Apparently she had never read any of her “final notices” before and was astounded that we mention prosecution in the letter. I assured her that this was a form letter that every single person gets when items are a month overdue, but yes, it would be stolen property if you don’t return the books so I think the language in the letter is appropriate.  I do want the items returned, but in her case, since she was returning them, she had nothing to worry about. She then went on to say that she found it interesting that our maximum fine is $2 per item, when she had to pay nearly $50 in fines last year and there was no way she had checked out 25 books.

Ok. Here’s the point where I kind of lost it. She kept repeating that “someone” at the library charged her this amount and “there’s something wrong there.” I asked her point blank if she thought we maliciously charged her more than what she owed or “padded” her overdue fines. And then she repeated that “someone at the library” business and I thought I was going to bitch slap her through the phone.
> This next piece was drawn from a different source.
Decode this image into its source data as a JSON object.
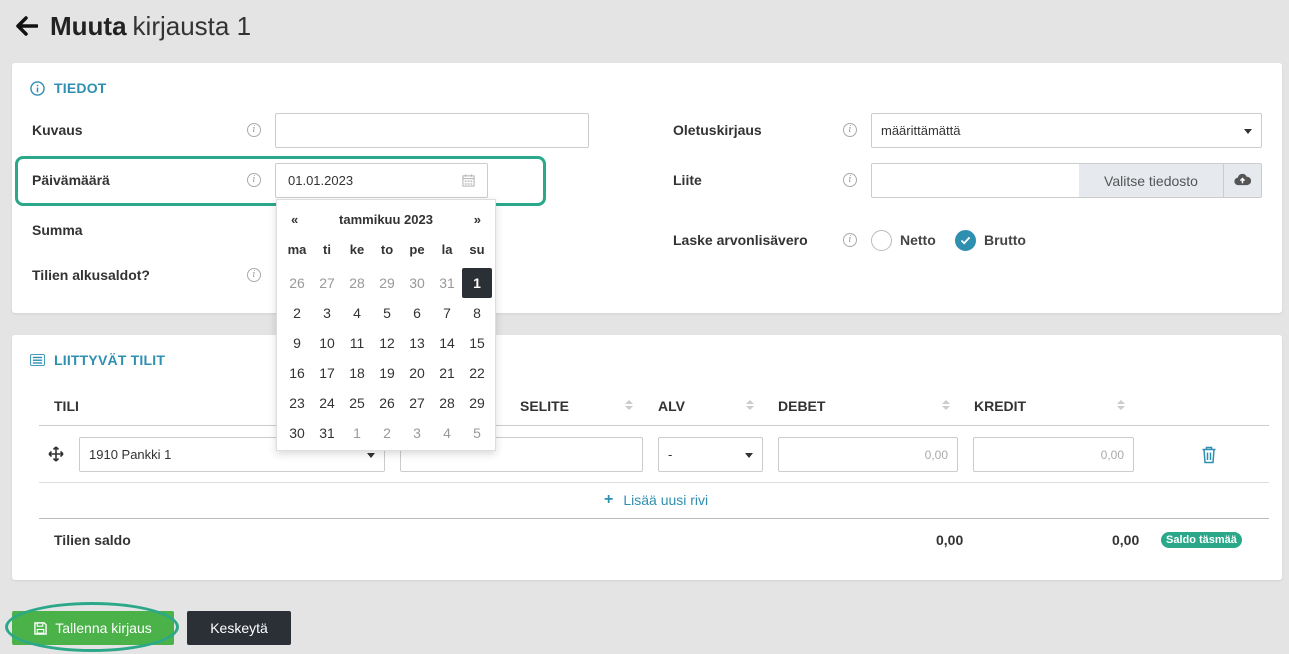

Here’s the thing. We have 4 employees at the library. F-O-U-R. I have worked with two of them for nearly 10 years. NO ONE PADDED ANYTHING. I’m quite certain that *I* was the one who collected her fines last year. And you know how much money and for how many books? $42 for 21 LATE BOOKS.  Not 25 books mind you, but 21. (“I never check out that many!”)


I’ve said before that I don’t make much money doing what I do. But would I pad someone’s fines to pocket a little cash? Would I steal from my job, from my library? Absolutely fucking not!! I, in fact, have some friggin’ integrity. (Probably not for everything, but most definitely in the workplace.) To be accused of something I find loathsome….it just burns my butt.

And yet when this patron did come in to pay her fines with her two young children in tow, do you know what I did? I pasted that smile on my face, thanked her graciously for her books and her money, asked her young son about coloring Easter eggs and if he wanted to find more books to read. I was downright delightful.

I didn’t shove her fine history in her face and tell her horribly wrong she was. I didn’t tell her what a rotten person I think she is for accusing me of stealing from her and from the library. I really wanted to tell her that she was so fucking wrong. Wrong about everything.

Did she forget that I was the one who forgave her fines after she had a baby? (Seriously, that was the least I could do.) Or how much her son enjoys story time at our library? Or that we help pack her book bags and make sure she’s all set before she leaves the building with her little ones? Did she really forget all of those kindnesses and instead just thought horrible things about the library and our staff?

I think I’m heartbroken.

I shouldn’t be, right? This person doesn’t really matter. She’s going to think what she thinks and maybe there’s nothing I can do about it. I probably need to teach myself that little lesson I tried to teach my son a few weeks ago, about not trusting everyone. Not every person can be your friend and not everyone will like you. I’m just coming to terms that not everyone likes me. I think I’m ok with that.

But accusing me of ripping off a library patron? It’s not only inconceivable, but unforgivable.